First of all, we need to watch what we eat. The texture and makeup of foods can promote or deter oral disease. Certain foods are more conducive to creating an environment where bad bacteria can survive and grow. These bacteria are the prime culprits in cavities and gum disease.
These bacteria love the sticky and gooey foods that we all enjoy. As long as the food is stuck in our mouths, these bacteria have a Thanksgiving Day feast. Unfortunately, we are stuck with the bad effects of this feast.
Leg 2: Oral hygiene
Related to the first one, the second leg of our good oral health stool involves oral hygiene. In fact, it helps control the first one if sticky foods are a large part of our diet. It is comprised of those activities and tools that we use to reducing the effect of foods on our teeth.
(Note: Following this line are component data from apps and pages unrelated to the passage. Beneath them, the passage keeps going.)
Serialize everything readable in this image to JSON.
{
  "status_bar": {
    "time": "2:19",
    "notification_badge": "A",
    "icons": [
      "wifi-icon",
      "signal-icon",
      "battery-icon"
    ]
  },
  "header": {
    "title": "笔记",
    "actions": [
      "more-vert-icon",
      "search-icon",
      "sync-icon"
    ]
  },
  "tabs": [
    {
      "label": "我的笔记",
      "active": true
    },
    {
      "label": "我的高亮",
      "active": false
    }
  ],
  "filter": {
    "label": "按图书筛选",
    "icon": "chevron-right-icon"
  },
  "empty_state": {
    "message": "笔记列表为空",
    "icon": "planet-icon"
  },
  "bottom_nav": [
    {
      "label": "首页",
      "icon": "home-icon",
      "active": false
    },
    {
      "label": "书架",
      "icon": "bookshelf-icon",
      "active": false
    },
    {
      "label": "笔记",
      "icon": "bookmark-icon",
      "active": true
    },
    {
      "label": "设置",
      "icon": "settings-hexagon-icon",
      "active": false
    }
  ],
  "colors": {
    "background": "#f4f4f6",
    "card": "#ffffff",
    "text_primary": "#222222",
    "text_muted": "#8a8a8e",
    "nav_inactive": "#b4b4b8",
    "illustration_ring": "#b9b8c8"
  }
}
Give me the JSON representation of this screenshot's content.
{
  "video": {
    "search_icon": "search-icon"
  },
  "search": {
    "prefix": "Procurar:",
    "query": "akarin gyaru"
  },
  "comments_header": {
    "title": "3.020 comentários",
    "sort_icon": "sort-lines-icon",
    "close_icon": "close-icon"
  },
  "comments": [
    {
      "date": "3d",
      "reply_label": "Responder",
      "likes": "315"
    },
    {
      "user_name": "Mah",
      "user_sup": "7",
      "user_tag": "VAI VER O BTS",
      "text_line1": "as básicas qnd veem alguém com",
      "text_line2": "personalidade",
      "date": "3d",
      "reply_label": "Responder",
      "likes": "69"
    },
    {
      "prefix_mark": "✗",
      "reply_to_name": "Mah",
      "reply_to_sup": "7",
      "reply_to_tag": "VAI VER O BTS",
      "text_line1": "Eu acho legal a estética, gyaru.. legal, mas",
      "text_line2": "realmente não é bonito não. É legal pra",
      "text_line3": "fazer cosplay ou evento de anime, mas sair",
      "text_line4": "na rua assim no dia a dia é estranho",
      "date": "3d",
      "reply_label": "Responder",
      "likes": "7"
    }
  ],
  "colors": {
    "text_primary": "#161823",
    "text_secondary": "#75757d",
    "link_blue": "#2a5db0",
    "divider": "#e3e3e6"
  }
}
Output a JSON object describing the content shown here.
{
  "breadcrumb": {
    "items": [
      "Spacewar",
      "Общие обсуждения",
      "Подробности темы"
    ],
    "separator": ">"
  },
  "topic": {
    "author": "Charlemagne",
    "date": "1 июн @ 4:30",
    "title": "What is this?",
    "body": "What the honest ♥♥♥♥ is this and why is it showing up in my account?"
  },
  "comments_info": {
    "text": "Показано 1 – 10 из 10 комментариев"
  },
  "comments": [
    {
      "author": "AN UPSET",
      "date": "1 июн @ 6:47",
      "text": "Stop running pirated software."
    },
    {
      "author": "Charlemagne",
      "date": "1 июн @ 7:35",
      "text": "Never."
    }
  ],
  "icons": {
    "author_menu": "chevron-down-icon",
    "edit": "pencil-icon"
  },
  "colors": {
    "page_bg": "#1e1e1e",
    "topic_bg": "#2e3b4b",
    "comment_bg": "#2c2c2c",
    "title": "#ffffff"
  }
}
It is our actions that we employ to keep our mouth clean.
Brushing, flossing, using an oral irrigating device are some of those activities that we utilize to attain a clean mouth. Even rinsing one’s mouth with water after eating can be beneficial in certain circumstances. Yes, anything is better than nothing, which means the more you clean, the cleaner and better your oral health can be. So frequency is also an important factor.
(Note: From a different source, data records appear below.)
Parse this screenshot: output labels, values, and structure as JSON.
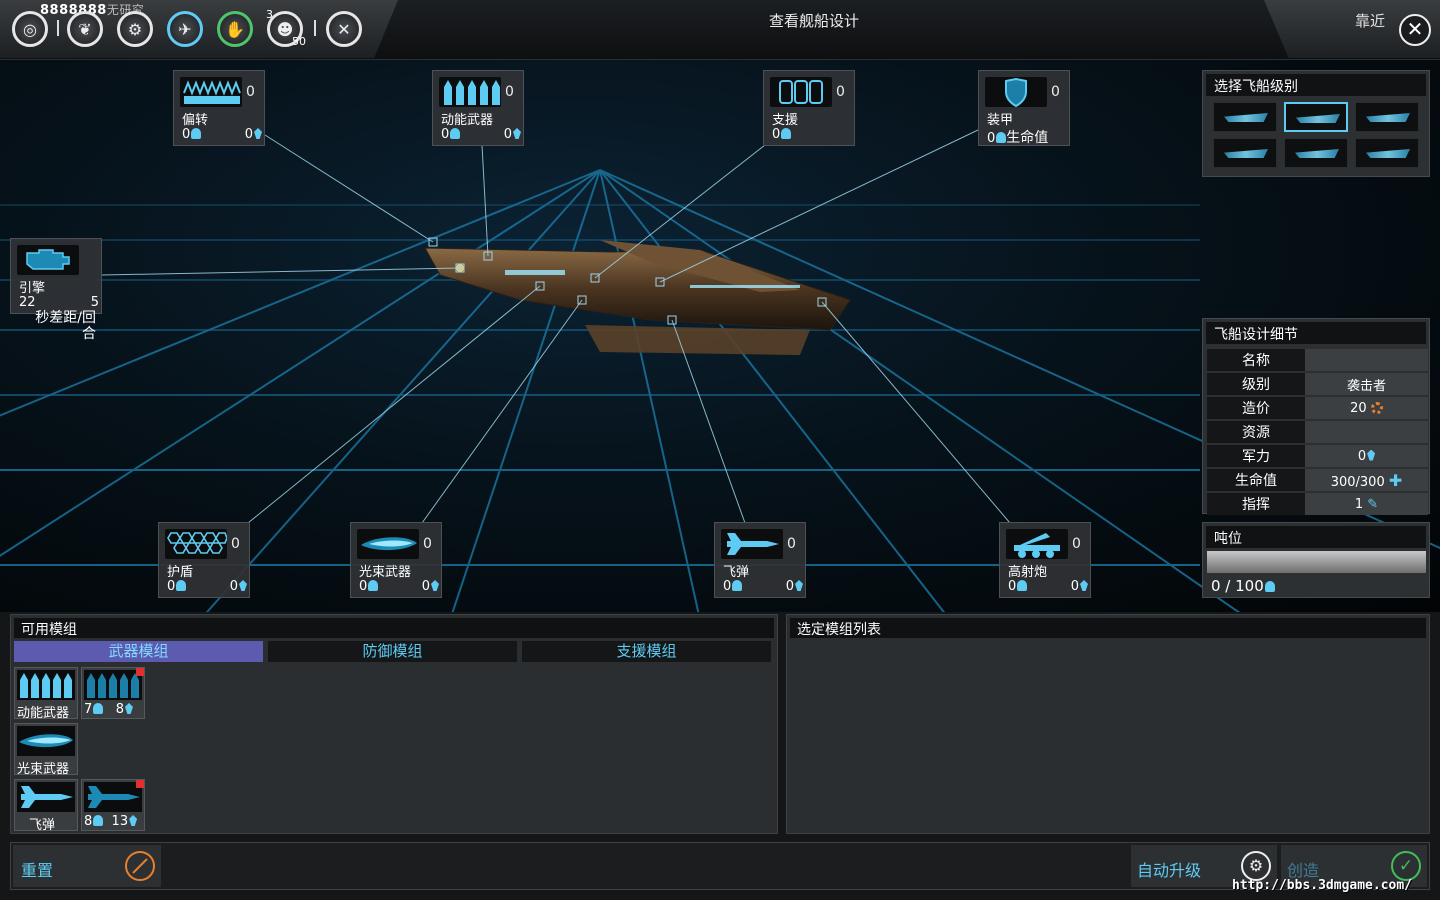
{
  "topbar": {
    "resource_value": "8888888",
    "resource_sub": "无研究",
    "badge_3": "3",
    "badge_50": "50",
    "page_title": "查看舰船设计",
    "zoom_label": "靠近",
    "close_symbol": "✕",
    "icons": [
      "research-icon",
      "laurel-icon",
      "production-icon",
      "fleet-icon",
      "diplomacy-icon",
      "population-icon",
      "tools-icon"
    ]
  },
  "slots": {
    "deflect": {
      "name": "偏转",
      "count": "0",
      "crew": "0",
      "power": "0"
    },
    "kinetic": {
      "name": "动能武器",
      "count": "0",
      "crew": "0",
      "power": "0"
    },
    "support": {
      "name": "支援",
      "count": "0",
      "crew": "0"
    },
    "armor": {
      "name": "装甲",
      "count": "0",
      "crew": "0",
      "hp_label": "生命值"
    },
    "engine": {
      "name": "引擎",
      "v1": "22",
      "v2": "5",
      "unit": "秒差距/回合"
    },
    "shield": {
      "name": "护盾",
      "count": "0",
      "crew": "0",
      "power": "0"
    },
    "beam": {
      "name": "光束武器",
      "count": "0",
      "crew": "0",
      "power": "0"
    },
    "missile": {
      "name": "飞弹",
      "count": "0",
      "crew": "0",
      "power": "0"
    },
    "artillery": {
      "name": "高射炮",
      "count": "0",
      "crew": "0",
      "power": "0"
    }
  },
  "shipclass": {
    "title": "选择飞船级别",
    "selected_index": 1,
    "thumbs": [
      "ship-class-1",
      "ship-class-2",
      "ship-class-3",
      "ship-class-4",
      "ship-class-5",
      "ship-class-6"
    ]
  },
  "details": {
    "title": "飞船设计细节",
    "rows": [
      {
        "k": "名称",
        "v": ""
      },
      {
        "k": "级别",
        "v": "袭击者"
      },
      {
        "k": "造价",
        "v": "20"
      },
      {
        "k": "资源",
        "v": ""
      },
      {
        "k": "军力",
        "v": "0"
      },
      {
        "k": "生命值",
        "v": "300/300"
      },
      {
        "k": "指挥",
        "v": "1"
      }
    ]
  },
  "tonnage": {
    "title": "吨位",
    "value": "0 / 100"
  },
  "modules": {
    "title": "可用模组",
    "tabs": [
      "武器模组",
      "防御模组",
      "支援模组"
    ],
    "items": [
      {
        "label": "动能武器"
      },
      {
        "label": "",
        "crew": "7",
        "power": "8"
      },
      {
        "label": "光束武器"
      },
      {
        "label": "飞弹"
      },
      {
        "label": "",
        "crew": "8",
        "power": "13"
      }
    ]
  },
  "selected": {
    "title": "选定模组列表"
  },
  "buttons": {
    "reset": "重置",
    "auto_upgrade": "自动升级",
    "create": "创造"
  },
  "watermark": "http://bbs.3dmgame.com/",
  "colors": {
    "accent": "#5ecbf2",
    "tab_active": "#5d5bb0",
    "cost": "#e8802b",
    "badge_red": "#e23030",
    "create_ok": "#3fbf5a"
  }
}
Leg 3: Our DNA and predispositions
While the first two legs, we can control entirely. The last supporting leg of our good oral health stool is our own genetic makeup. Our personal DNA composition and how prone we are to decay or gum disease. The reality is you may have a genetic predisposition to ‘soft teeth’ or ‘ bad gums’ which is detrimental to good oral health.
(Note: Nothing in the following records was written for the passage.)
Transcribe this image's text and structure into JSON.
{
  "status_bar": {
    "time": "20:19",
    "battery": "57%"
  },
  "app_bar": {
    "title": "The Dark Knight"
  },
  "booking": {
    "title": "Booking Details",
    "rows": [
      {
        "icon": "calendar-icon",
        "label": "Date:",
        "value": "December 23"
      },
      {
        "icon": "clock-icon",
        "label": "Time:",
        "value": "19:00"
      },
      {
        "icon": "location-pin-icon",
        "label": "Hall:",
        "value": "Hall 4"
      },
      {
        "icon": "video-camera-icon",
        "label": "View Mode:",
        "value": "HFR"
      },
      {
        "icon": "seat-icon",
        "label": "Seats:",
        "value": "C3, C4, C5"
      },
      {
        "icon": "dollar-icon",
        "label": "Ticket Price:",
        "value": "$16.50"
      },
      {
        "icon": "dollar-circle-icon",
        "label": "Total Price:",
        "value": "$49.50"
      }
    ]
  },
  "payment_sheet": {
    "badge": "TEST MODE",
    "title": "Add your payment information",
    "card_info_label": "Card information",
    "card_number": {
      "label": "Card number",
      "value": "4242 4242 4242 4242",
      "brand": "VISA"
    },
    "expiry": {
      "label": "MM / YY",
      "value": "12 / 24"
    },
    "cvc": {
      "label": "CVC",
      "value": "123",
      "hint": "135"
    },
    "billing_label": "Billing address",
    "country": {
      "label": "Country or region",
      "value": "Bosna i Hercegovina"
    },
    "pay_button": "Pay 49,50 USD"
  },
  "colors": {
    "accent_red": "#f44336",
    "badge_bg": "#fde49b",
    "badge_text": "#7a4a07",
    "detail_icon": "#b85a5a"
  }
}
Well, that’s a bum rap! We can not control that at all. I believed that until I recently learned some new facts. I read and listen to a number of physicians. One of the latest trends in medicine is how lifestyle interacts with the cards that we are dealt with, in other words, our genetic makeup. I recently had a conversation with a cardiologist who told me that even though someone may have genes for heart issues, one’s habits and lifestyle may prevent those “bad” genes from ever turning on. In other words, create an environment where your genetic makeup has a minimal influence on bad things happening to you.
Regarding your oral health, this translates to proper diet, brushing well and often, and seeing a professional at the recommended intervals so you can control the age old “soft teeth” or “bad gums run in my family” issues. Staying away from junk and practicing cleanliness will do wonders for our oral health. In fact, that is a prescription for good overall health in general.
Control your dental destiny
So if you are searching for a way to change your dental future and control your dental destiny, please feel free to call me and let’s talk about it. Good oral health is achievable! My wonderful staff and I will do everything that we can to move you along the way to this goal. I can be reached at 440.951.7856 and look forward to speaking to you.